BREAKING: Bipartisan gun legislation clears Senate, House

One month after the elementary school shooting in Uvalde, Texas, the bipartisan gun control legislation will go to President Joe Biden for final approval.


Tony Saunders

The Minnesota State Capitol on Nov. 18, 2018.

by Minnesota Daily News Staff

Congress passed bipartisan gun control legislation Friday in a 234 to 193 vote.

The legislation will tighten the background checks required for people under 21 years old to buy a gun and will require authorities to examine juvenile records and mental health records before allowing for gun purchases. It will also work to tighten a federal ban on gun purchases for domestic abusers.

Additionally, millions of dollars will be allocated to states for the implementation of “red flag laws,” allowing officials to confiscate weapons from people who could pose a risk for violence, and the legislation will work to advance laws against gun trafficking and second-hand gun purchases.

The legislation will then dedicate federal funding to mental health programs and school security.
The bill was first passed in the Senate Thursday evening in a 65 to 33 vote before moving to the House of Representatives. Now that it has cleared the House, it will move to President Joe Biden, who will decide whether to sign the bill into law.

Minnesota Rep. Ilhan Omar issued a statement after the bipartisan gun violence bill passed in the House.
“This is an important first step to save lives and stop the gun violence epidemic that has plagued our communities for far too long,” Omar said. “While these measures will provide meaningful change, this is just a start. Our work to end gun violence continues.”

This legislation comes after the U.S. Supreme Court overturned a New York law on Thursday that put restrictions on concealed carry firearms for self defense. The Court ruled it was unconstitutional to require applicants to demonstrate a special need for self defense in order to have a permit for a conceal and carry gun.

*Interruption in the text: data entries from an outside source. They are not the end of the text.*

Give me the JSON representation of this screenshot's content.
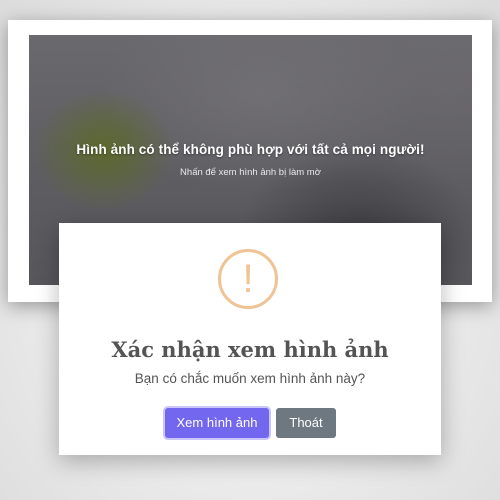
{
  "overlay": {
    "title": "Hình ảnh có thể không phù hợp với tất cả mọi người!",
    "subtitle": "Nhấn để xem hình ảnh bị làm mờ"
  },
  "dialog": {
    "icon": "exclamation-icon",
    "icon_glyph": "!",
    "icon_color": "#f0c294",
    "title": "Xác nhận xem hình ảnh",
    "message": "Bạn có chắc muốn xem hình ảnh này?",
    "confirm_label": "Xem hình ảnh",
    "cancel_label": "Thoát",
    "confirm_color": "#7367f0",
    "cancel_color": "#6e7881"
  }
}
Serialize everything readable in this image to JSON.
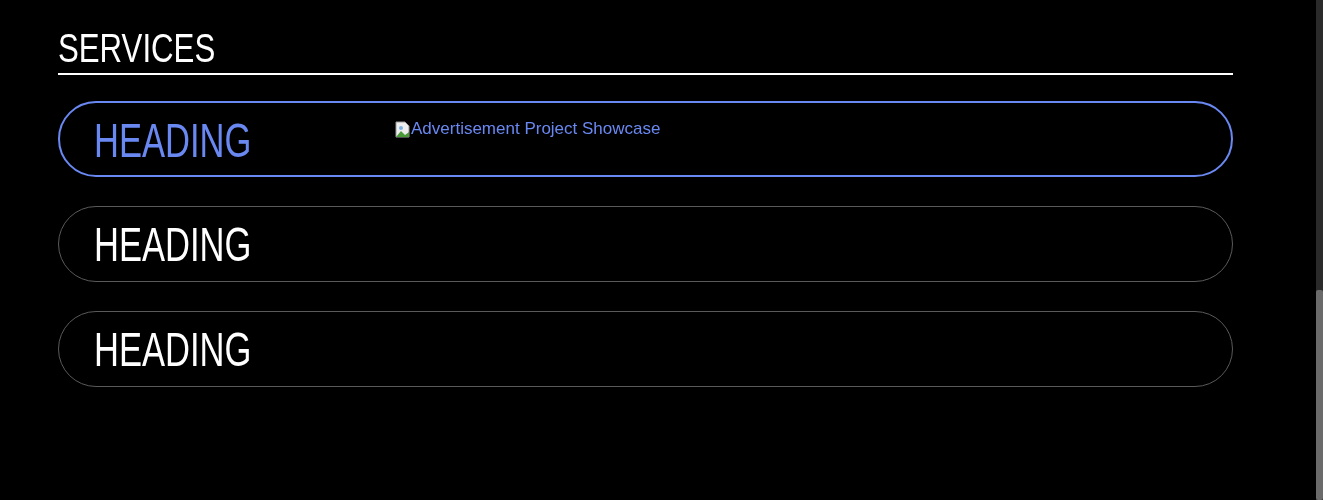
{
  "section": {
    "title": "SERVICES"
  },
  "cards": [
    {
      "heading": "HEADING",
      "selected": true,
      "image_alt": "Advertisement Project Showcase"
    },
    {
      "heading": "HEADING",
      "selected": false
    },
    {
      "heading": "HEADING",
      "selected": false
    }
  ]
}
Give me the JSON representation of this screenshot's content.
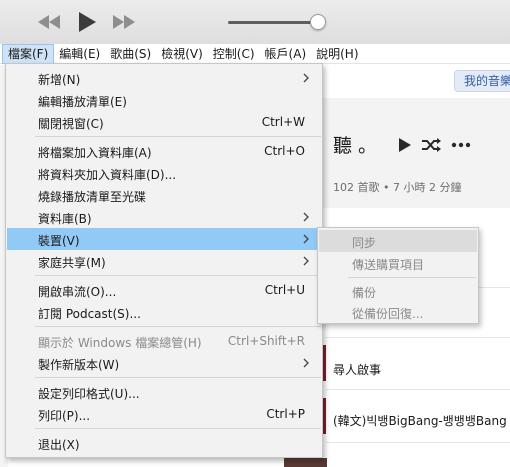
{
  "menubar": {
    "items": [
      "檔案(F)",
      "編輯(E)",
      "歌曲(S)",
      "檢視(V)",
      "控制(C)",
      "帳戶(A)",
      "說明(H)"
    ]
  },
  "content": {
    "library_pill": "我的音樂",
    "playlist_title": "聽 。",
    "playlist_meta": "102 首歌 • 7 小時 2 分鐘",
    "rows": [
      "尋人啟事",
      "(韓文)빅뱅BigBang-뱅뱅뱅Bang B"
    ]
  },
  "file_menu": {
    "items": [
      {
        "label": "新增(N)",
        "shortcut": "",
        "arrow": true,
        "disabled": false
      },
      {
        "label": "編輯播放清單(E)",
        "shortcut": "",
        "arrow": false,
        "disabled": false
      },
      {
        "label": "關閉視窗(C)",
        "shortcut": "Ctrl+W",
        "arrow": false,
        "disabled": false
      },
      {
        "label": "將檔案加入資料庫(A)",
        "shortcut": "Ctrl+O",
        "arrow": false,
        "disabled": false
      },
      {
        "label": "將資料夾加入資料庫(D)...",
        "shortcut": "",
        "arrow": false,
        "disabled": false
      },
      {
        "label": "燒錄播放清單至光碟",
        "shortcut": "",
        "arrow": false,
        "disabled": false
      },
      {
        "label": "資料庫(B)",
        "shortcut": "",
        "arrow": true,
        "disabled": false
      },
      {
        "label": "裝置(V)",
        "shortcut": "",
        "arrow": true,
        "disabled": false
      },
      {
        "label": "家庭共享(M)",
        "shortcut": "",
        "arrow": true,
        "disabled": false
      },
      {
        "label": "開啟串流(O)...",
        "shortcut": "Ctrl+U",
        "arrow": false,
        "disabled": false
      },
      {
        "label": "訂閱 Podcast(S)...",
        "shortcut": "",
        "arrow": false,
        "disabled": false
      },
      {
        "label": "顯示於 Windows 檔案總管(H)",
        "shortcut": "Ctrl+Shift+R",
        "arrow": false,
        "disabled": true
      },
      {
        "label": "製作新版本(W)",
        "shortcut": "",
        "arrow": true,
        "disabled": false
      },
      {
        "label": "設定列印格式(U)...",
        "shortcut": "",
        "arrow": false,
        "disabled": false
      },
      {
        "label": "列印(P)...",
        "shortcut": "Ctrl+P",
        "arrow": false,
        "disabled": false
      },
      {
        "label": "退出(X)",
        "shortcut": "",
        "arrow": false,
        "disabled": false
      }
    ]
  },
  "device_submenu": {
    "items": [
      "同步",
      "傳送購買項目",
      "備份",
      "從備份回復..."
    ]
  }
}
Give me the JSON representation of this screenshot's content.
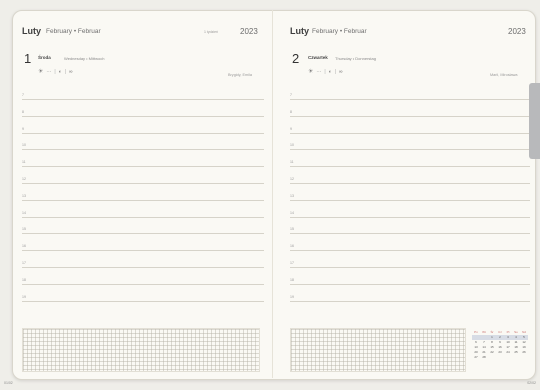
{
  "left": {
    "month": "Luty",
    "month_sub": "February • Februar",
    "week_label": "1 tydzień",
    "year": "2023",
    "day": "1",
    "weekday": "Środa",
    "weekday_sub": "Wednesday • Mittwoch",
    "namedays": "Brygidy, Emila",
    "hours": [
      "7",
      "8",
      "9",
      "10",
      "11",
      "12",
      "13",
      "14",
      "15",
      "16",
      "17",
      "18",
      "19"
    ]
  },
  "right": {
    "month": "Luty",
    "month_sub": "February • Februar",
    "year": "2023",
    "day": "2",
    "weekday": "Czwartek",
    "weekday_sub": "Thursday • Donnerstag",
    "namedays": "Marii, Mirosława",
    "hours": [
      "7",
      "8",
      "9",
      "10",
      "11",
      "12",
      "13",
      "14",
      "15",
      "16",
      "17",
      "18",
      "19"
    ]
  },
  "icons": [
    "sun-icon",
    "sunrise-sunset-icon",
    "moon-icon",
    "infinity-icon"
  ],
  "mini_calendar": {
    "headers": [
      "Pn",
      "Wt",
      "Śr",
      "Cz",
      "Pt",
      "So",
      "Nd"
    ],
    "rows": [
      [
        "",
        "",
        "1",
        "2",
        "3",
        "4",
        "5"
      ],
      [
        "6",
        "7",
        "8",
        "9",
        "10",
        "11",
        "12"
      ],
      [
        "13",
        "14",
        "15",
        "16",
        "17",
        "18",
        "19"
      ],
      [
        "20",
        "21",
        "22",
        "23",
        "24",
        "25",
        "26"
      ],
      [
        "27",
        "28",
        "",
        "",
        "",
        "",
        ""
      ]
    ]
  },
  "footer": {
    "left": "01/02",
    "right": "02/02"
  },
  "colors": {
    "paper": "#faf9f4",
    "line": "#d6d3c9",
    "tab": "#b8b9bb",
    "header_accent": "#c9716f"
  }
}
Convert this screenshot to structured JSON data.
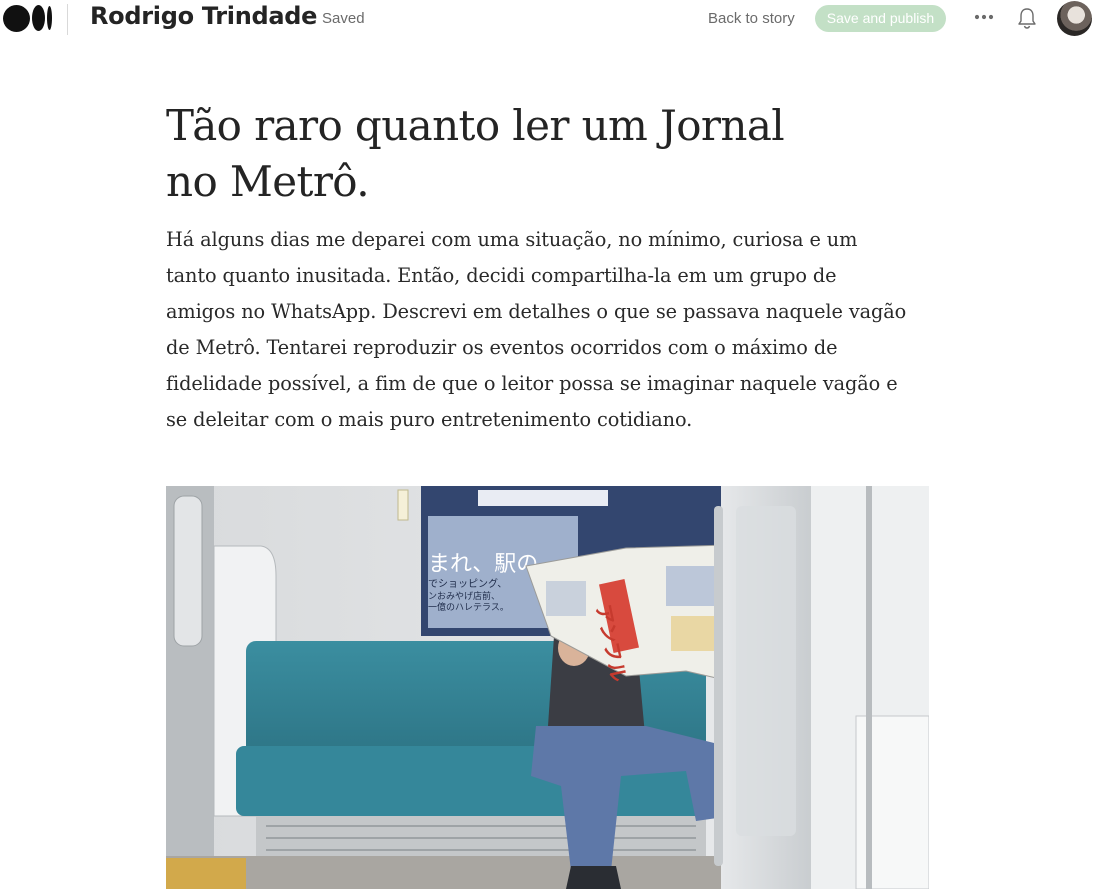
{
  "header": {
    "author_name": "Rodrigo Trindade",
    "status": "Saved",
    "back_link": "Back to story",
    "publish_button": "Save and publish",
    "icons": {
      "logo": "medium-logo",
      "more": "more-horizontal-icon",
      "notifications": "bell-icon",
      "avatar": "user-avatar"
    },
    "publish_button_color": "#c3e0c6"
  },
  "article": {
    "title_lines": [
      "Tão raro quanto ler um Jornal",
      "no Metrô."
    ],
    "paragraph_lines": [
      "Há alguns dias me deparei com uma situação, no mínimo, curiosa e um",
      "tanto quanto inusitada. Então, decidi compartilha-la em um grupo de",
      "amigos no WhatsApp. Descrevi em detalhes o que se passava naquele vagão",
      "de Metrô. Tentarei reproduzir os eventos ocorridos com o máximo de",
      "fidelidade possível, a fim de que o leitor possa se imaginar naquele vagão e",
      "se deleitar com o mais puro entretenimento cotidiano."
    ]
  },
  "image": {
    "icon": "subway-newspaper-photo",
    "poster_lines": [
      "まれ、駅の",
      "でショッピング、",
      "ンおみやげ店前、",
      "一億のハレテラス。"
    ],
    "newspaper_text": "アンフル"
  }
}
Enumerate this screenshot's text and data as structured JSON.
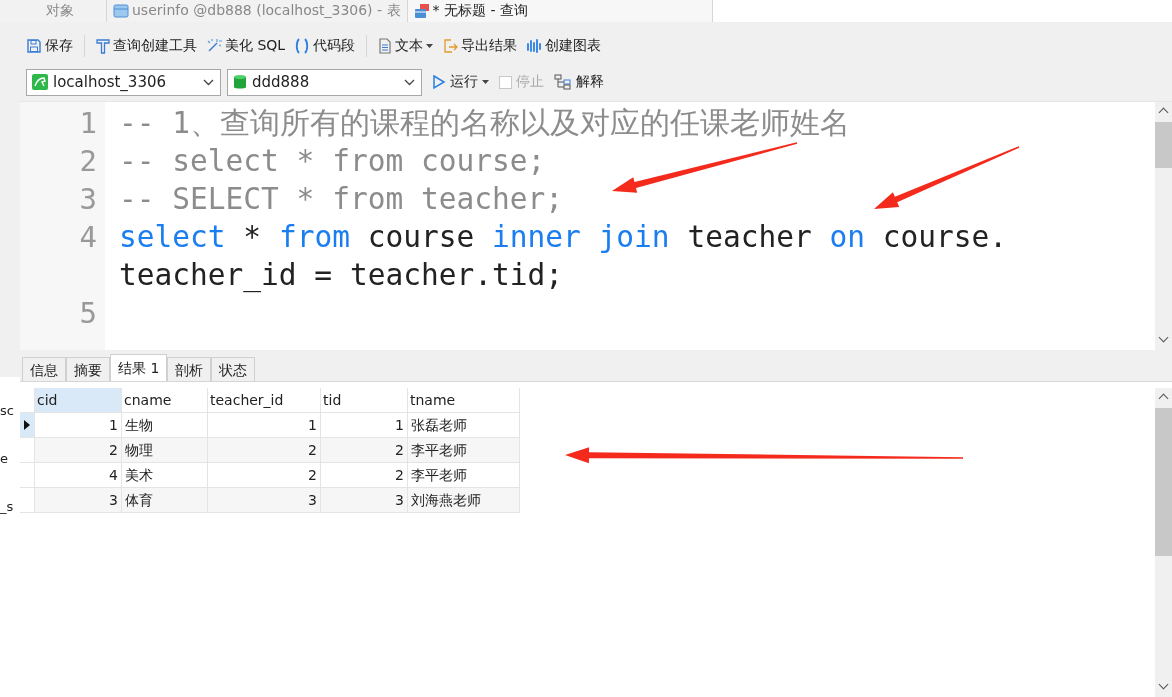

The overturn of the 108-year-old gun legislation has raised concerns that this ruling could threaten other gun restrictions across the country and lead to more concealed carry weapons in public.